Your assignment: From the listing below, copy each line that holds "time".

Data for analysis:
▬▬▬▬▬▬▬▬▬▬
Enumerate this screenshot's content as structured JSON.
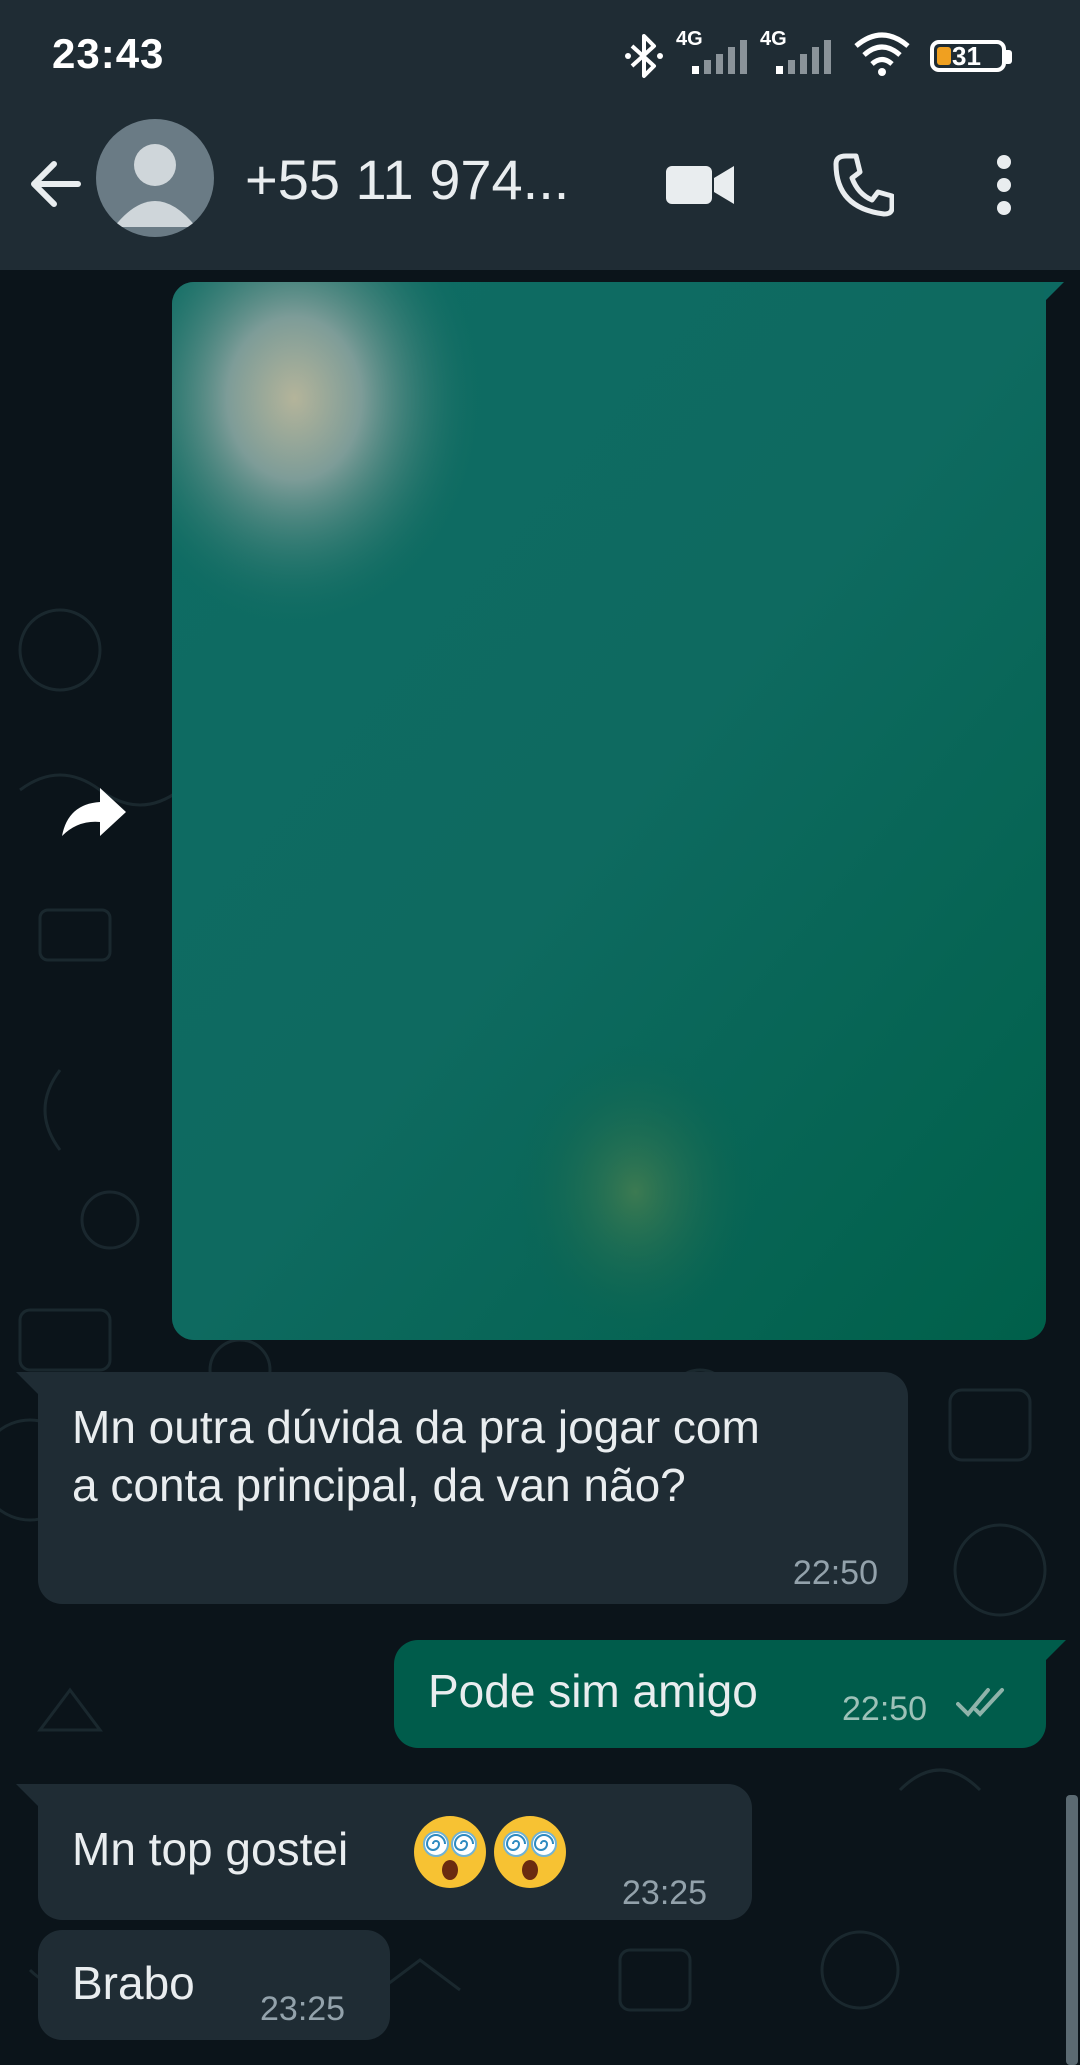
{
  "status_bar": {
    "time": "23:43",
    "network1": "4G",
    "network2": "4G",
    "battery": "31",
    "icons": [
      "bluetooth-icon",
      "signal-icon",
      "signal-icon",
      "wifi-icon",
      "battery-icon"
    ]
  },
  "header": {
    "contact_name": "+55 11 974...",
    "icons": [
      "back-arrow-icon",
      "avatar-icon",
      "video-call-icon",
      "phone-icon",
      "more-vertical-icon"
    ]
  },
  "messages": [
    {
      "type": "media",
      "direction": "outgoing"
    },
    {
      "type": "text",
      "direction": "incoming",
      "line1": "Mn outra dúvida da pra jogar com",
      "line2": "a conta principal, da van não?",
      "time": "22:50"
    },
    {
      "type": "text",
      "direction": "outgoing",
      "text": "Pode sim amigo",
      "time": "22:50",
      "status": "read"
    },
    {
      "type": "text",
      "direction": "incoming",
      "text": "Mn top gostei",
      "emoji": "dizzy-face-emoji",
      "emoji_count": 2,
      "time": "23:25"
    },
    {
      "type": "text",
      "direction": "incoming",
      "text": "Brabo",
      "time": "23:25"
    }
  ],
  "colors": {
    "background": "#0b141a",
    "header": "#1f2c34",
    "incoming_bubble": "#1f2c34",
    "outgoing_bubble": "#005c4b",
    "text": "#e9edef",
    "battery_accent": "#f0a020"
  }
}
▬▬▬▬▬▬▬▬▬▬
Task answer:
    "time": "23:43",
      "time": "22:50"
      "time": "22:50",
      "time": "23:25"
      "time": "23:25"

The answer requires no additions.